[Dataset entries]
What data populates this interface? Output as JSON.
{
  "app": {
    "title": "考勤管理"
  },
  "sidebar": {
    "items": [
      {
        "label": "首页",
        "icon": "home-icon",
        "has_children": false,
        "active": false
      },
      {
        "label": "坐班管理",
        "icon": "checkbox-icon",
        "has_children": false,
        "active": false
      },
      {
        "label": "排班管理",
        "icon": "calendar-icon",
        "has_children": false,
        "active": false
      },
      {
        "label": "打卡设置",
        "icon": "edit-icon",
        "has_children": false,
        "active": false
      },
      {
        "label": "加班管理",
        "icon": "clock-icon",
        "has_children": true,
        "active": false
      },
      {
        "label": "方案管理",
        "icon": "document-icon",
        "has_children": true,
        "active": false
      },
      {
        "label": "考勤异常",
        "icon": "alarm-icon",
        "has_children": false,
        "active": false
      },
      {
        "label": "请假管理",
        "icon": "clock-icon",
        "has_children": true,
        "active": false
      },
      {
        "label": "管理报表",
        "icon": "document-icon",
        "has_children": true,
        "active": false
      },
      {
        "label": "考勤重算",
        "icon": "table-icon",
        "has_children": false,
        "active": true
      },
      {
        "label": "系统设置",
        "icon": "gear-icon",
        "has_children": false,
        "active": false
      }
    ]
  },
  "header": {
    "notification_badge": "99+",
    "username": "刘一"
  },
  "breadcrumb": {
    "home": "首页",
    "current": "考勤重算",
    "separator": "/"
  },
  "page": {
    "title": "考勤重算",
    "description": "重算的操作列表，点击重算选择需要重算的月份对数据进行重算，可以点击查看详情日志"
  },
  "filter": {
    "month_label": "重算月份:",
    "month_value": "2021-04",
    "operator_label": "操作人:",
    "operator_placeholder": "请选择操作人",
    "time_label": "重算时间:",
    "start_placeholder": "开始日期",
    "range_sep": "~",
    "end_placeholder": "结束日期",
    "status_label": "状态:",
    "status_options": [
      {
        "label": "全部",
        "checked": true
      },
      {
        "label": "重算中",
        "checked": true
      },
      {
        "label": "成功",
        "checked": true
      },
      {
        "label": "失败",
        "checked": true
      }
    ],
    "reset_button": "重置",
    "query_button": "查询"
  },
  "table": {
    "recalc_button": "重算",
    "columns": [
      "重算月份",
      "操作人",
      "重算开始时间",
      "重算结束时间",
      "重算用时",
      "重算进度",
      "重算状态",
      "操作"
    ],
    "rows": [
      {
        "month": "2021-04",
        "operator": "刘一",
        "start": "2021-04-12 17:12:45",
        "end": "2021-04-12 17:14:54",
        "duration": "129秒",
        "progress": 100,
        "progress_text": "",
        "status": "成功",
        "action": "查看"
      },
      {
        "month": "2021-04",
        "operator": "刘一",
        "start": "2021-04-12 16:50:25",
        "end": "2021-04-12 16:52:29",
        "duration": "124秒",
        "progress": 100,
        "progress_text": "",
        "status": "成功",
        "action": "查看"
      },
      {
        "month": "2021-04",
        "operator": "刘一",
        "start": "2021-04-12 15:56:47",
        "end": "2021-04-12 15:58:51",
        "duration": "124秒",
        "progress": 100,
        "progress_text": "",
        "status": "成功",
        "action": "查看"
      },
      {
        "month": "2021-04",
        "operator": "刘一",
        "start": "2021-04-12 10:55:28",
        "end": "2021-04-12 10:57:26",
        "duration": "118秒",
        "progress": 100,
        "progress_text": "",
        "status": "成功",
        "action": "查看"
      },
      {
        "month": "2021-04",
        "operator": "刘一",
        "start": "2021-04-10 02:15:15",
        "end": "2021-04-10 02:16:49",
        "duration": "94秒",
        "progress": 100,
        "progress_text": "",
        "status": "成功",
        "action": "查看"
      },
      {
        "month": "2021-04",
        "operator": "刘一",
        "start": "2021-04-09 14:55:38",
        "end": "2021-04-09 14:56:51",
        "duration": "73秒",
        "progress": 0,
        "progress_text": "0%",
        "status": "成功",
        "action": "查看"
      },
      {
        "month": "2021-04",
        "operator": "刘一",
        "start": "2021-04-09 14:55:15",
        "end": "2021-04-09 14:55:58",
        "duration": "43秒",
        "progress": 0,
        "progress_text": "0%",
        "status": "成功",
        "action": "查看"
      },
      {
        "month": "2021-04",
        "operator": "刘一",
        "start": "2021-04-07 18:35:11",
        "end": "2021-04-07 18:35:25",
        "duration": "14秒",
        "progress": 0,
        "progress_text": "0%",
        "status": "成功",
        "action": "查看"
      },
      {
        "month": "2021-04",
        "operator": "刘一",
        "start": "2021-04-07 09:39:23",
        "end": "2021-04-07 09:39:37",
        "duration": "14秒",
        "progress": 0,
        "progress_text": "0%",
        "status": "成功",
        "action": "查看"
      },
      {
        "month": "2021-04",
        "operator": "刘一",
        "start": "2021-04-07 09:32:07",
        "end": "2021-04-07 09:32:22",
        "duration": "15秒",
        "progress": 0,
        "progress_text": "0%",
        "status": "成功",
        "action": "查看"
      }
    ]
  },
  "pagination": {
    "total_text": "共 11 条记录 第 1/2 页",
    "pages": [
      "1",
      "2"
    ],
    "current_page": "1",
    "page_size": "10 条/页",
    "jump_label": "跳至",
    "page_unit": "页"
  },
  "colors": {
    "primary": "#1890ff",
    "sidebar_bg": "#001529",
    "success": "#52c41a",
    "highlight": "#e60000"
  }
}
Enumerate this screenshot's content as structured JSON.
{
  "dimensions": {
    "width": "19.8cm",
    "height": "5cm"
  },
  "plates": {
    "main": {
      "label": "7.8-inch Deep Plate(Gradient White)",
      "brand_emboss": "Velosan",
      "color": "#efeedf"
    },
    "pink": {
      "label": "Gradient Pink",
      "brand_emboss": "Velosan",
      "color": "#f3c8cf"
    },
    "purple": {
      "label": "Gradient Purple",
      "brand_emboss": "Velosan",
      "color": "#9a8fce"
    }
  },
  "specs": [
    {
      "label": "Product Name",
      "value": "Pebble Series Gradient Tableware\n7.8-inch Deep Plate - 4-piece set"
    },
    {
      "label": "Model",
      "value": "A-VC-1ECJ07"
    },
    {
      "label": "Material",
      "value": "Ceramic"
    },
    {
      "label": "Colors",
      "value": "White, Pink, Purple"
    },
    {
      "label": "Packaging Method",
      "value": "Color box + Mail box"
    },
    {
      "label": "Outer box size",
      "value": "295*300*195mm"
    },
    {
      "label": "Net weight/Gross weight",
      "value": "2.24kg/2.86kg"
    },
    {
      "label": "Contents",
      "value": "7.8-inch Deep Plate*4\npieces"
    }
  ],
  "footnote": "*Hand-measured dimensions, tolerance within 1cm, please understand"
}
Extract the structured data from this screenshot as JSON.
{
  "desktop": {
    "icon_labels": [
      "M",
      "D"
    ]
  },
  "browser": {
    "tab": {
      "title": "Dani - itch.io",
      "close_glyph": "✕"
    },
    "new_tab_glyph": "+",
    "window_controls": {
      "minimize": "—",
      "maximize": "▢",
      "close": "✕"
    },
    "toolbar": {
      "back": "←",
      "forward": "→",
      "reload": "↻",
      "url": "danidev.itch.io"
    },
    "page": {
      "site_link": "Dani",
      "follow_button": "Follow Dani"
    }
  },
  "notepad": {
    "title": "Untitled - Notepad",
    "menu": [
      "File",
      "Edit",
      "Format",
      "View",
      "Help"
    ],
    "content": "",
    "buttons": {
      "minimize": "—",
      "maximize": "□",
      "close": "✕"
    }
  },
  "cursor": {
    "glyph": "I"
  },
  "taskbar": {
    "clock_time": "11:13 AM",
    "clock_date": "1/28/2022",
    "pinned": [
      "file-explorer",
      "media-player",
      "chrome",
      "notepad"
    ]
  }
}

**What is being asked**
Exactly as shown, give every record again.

**Written response**
What data populates this interface? Output as JSON.
{
  "app": {
    "title": "考勤管理"
  },
  "sidebar": {
    "items": [
      {
        "label": "首页",
        "icon": "home-icon",
        "has_children": false,
        "active": false
      },
      {
        "label": "坐班管理",
        "icon": "checkbox-icon",
        "has_children": false,
        "active": false
      },
      {
        "label": "排班管理",
        "icon": "calendar-icon",
        "has_children": false,
        "active": false
      },
      {
        "label": "打卡设置",
        "icon": "edit-icon",
        "has_children": false,
        "active": false
      },
      {
        "label": "加班管理",
        "icon": "clock-icon",
        "has_children": true,
        "active": false
      },
      {
        "label": "方案管理",
        "icon": "document-icon",
        "has_children": true,
        "active": false
      },
      {
        "label": "考勤异常",
        "icon": "alarm-icon",
        "has_children": false,
        "active": false
      },
      {
        "label": "请假管理",
        "icon": "clock-icon",
        "has_children": true,
        "active": false
      },
      {
        "label": "管理报表",
        "icon": "document-icon",
        "has_children": true,
        "active": false
      },
      {
        "label": "考勤重算",
        "icon": "table-icon",
        "has_children": false,
        "active": true
      },
      {
        "label": "系统设置",
        "icon": "gear-icon",
        "has_children": false,
        "active": false
      }
    ]
  },
  "header": {
    "notification_badge": "99+",
    "username": "刘一"
  },
  "breadcrumb": {
    "home": "首页",
    "current": "考勤重算",
    "separator": "/"
  },
  "page": {
    "title": "考勤重算",
    "description": "重算的操作列表，点击重算选择需要重算的月份对数据进行重算，可以点击查看详情日志"
  },
  "filter": {
    "month_label": "重算月份:",
    "month_value": "2021-04",
    "operator_label": "操作人:",
    "operator_placeholder": "请选择操作人",
    "time_label": "重算时间:",
    "start_placeholder": "开始日期",
    "range_sep": "~",
    "end_placeholder": "结束日期",
    "status_label": "状态:",
    "status_options": [
      {
        "label": "全部",
        "checked": true
      },
      {
        "label": "重算中",
        "checked": true
      },
      {
        "label": "成功",
        "checked": true
      },
      {
        "label": "失败",
        "checked": true
      }
    ],
    "reset_button": "重置",
    "query_button": "查询"
  },
  "table": {
    "recalc_button": "重算",
    "columns": [
      "重算月份",
      "操作人",
      "重算开始时间",
      "重算结束时间",
      "重算用时",
      "重算进度",
      "重算状态",
      "操作"
    ],
    "rows": [
      {
        "month": "2021-04",
        "operator": "刘一",
        "start": "2021-04-12 17:12:45",
        "end": "2021-04-12 17:14:54",
        "duration": "129秒",
        "progress": 100,
        "progress_text": "",
        "status": "成功",
        "action": "查看"
      },
      {
        "month": "2021-04",
        "operator": "刘一",
        "start": "2021-04-12 16:50:25",
        "end": "2021-04-12 16:52:29",
        "duration": "124秒",
        "progress": 100,
        "progress_text": "",
        "status": "成功",
        "action": "查看"
      },
      {
        "month": "2021-04",
        "operator": "刘一",
        "start": "2021-04-12 15:56:47",
        "end": "2021-04-12 15:58:51",
        "duration": "124秒",
        "progress": 100,
        "progress_text": "",
        "status": "成功",
        "action": "查看"
      },
      {
        "month": "2021-04",
        "operator": "刘一",
        "start": "2021-04-12 10:55:28",
        "end": "2021-04-12 10:57:26",
        "duration": "118秒",
        "progress": 100,
        "progress_text": "",
        "status": "成功",
        "action": "查看"
      },
      {
        "month": "2021-04",
        "operator": "刘一",
        "start": "2021-04-10 02:15:15",
        "end": "2021-04-10 02:16:49",
        "duration": "94秒",
        "progress": 100,
        "progress_text": "",
        "status": "成功",
        "action": "查看"
      },
      {
        "month": "2021-04",
        "operator": "刘一",
        "start": "2021-04-09 14:55:38",
        "end": "2021-04-09 14:56:51",
        "duration": "73秒",
        "progress": 0,
        "progress_text": "0%",
        "status": "成功",
        "action": "查看"
      },
      {
        "month": "2021-04",
        "operator": "刘一",
        "start": "2021-04-09 14:55:15",
        "end": "2021-04-09 14:55:58",
        "duration": "43秒",
        "progress": 0,
        "progress_text": "0%",
        "status": "成功",
        "action": "查看"
      },
      {
        "month": "2021-04",
        "operator": "刘一",
        "start": "2021-04-07 18:35:11",
        "end": "2021-04-07 18:35:25",
        "duration": "14秒",
        "progress": 0,
        "progress_text": "0%",
        "status": "成功",
        "action": "查看"
      },
      {
        "month": "2021-04",
        "operator": "刘一",
        "start": "2021-04-07 09:39:23",
        "end": "2021-04-07 09:39:37",
        "duration": "14秒",
        "progress": 0,
        "progress_text": "0%",
        "status": "成功",
        "action": "查看"
      },
      {
        "month": "2021-04",
        "operator": "刘一",
        "start": "2021-04-07 09:32:07",
        "end": "2021-04-07 09:32:22",
        "duration": "15秒",
        "progress": 0,
        "progress_text": "0%",
        "status": "成功",
        "action": "查看"
      }
    ]
  },
  "pagination": {
    "total_text": "共 11 条记录 第 1/2 页",
    "pages": [
      "1",
      "2"
    ],
    "current_page": "1",
    "page_size": "10 条/页",
    "jump_label": "跳至",
    "page_unit": "页"
  },
  "colors": {
    "primary": "#1890ff",
    "sidebar_bg": "#001529",
    "success": "#52c41a",
    "highlight": "#e60000"
  }
}
Enumerate this screenshot's content as structured JSON.
{
  "dimensions": {
    "width": "19.8cm",
    "height": "5cm"
  },
  "plates": {
    "main": {
      "label": "7.8-inch Deep Plate(Gradient White)",
      "brand_emboss": "Velosan",
      "color": "#efeedf"
    },
    "pink": {
      "label": "Gradient Pink",
      "brand_emboss": "Velosan",
      "color": "#f3c8cf"
    },
    "purple": {
      "label": "Gradient Purple",
      "brand_emboss": "Velosan",
      "color": "#9a8fce"
    }
  },
  "specs": [
    {
      "label": "Product Name",
      "value": "Pebble Series Gradient Tableware\n7.8-inch Deep Plate - 4-piece set"
    },
    {
      "label": "Model",
      "value": "A-VC-1ECJ07"
    },
    {
      "label": "Material",
      "value": "Ceramic"
    },
    {
      "label": "Colors",
      "value": "White, Pink, Purple"
    },
    {
      "label": "Packaging Method",
      "value": "Color box + Mail box"
    },
    {
      "label": "Outer box size",
      "value": "295*300*195mm"
    },
    {
      "label": "Net weight/Gross weight",
      "value": "2.24kg/2.86kg"
    },
    {
      "label": "Contents",
      "value": "7.8-inch Deep Plate*4\npieces"
    }
  ],
  "footnote": "*Hand-measured dimensions, tolerance within 1cm, please understand"
}
Extract the structured data from this screenshot as JSON.
{
  "desktop": {
    "icon_labels": [
      "M",
      "D"
    ]
  },
  "browser": {
    "tab": {
      "title": "Dani - itch.io",
      "close_glyph": "✕"
    },
    "new_tab_glyph": "+",
    "window_controls": {
      "minimize": "—",
      "maximize": "▢",
      "close": "✕"
    },
    "toolbar": {
      "back": "←",
      "forward": "→",
      "reload": "↻",
      "url": "danidev.itch.io"
    },
    "page": {
      "site_link": "Dani",
      "follow_button": "Follow Dani"
    }
  },
  "notepad": {
    "title": "Untitled - Notepad",
    "menu": [
      "File",
      "Edit",
      "Format",
      "View",
      "Help"
    ],
    "content": "",
    "buttons": {
      "minimize": "—",
      "maximize": "□",
      "close": "✕"
    }
  },
  "cursor": {
    "glyph": "I"
  },
  "taskbar": {
    "clock_time": "11:13 AM",
    "clock_date": "1/28/2022",
    "pinned": [
      "file-explorer",
      "media-player",
      "chrome",
      "notepad"
    ]
  }
}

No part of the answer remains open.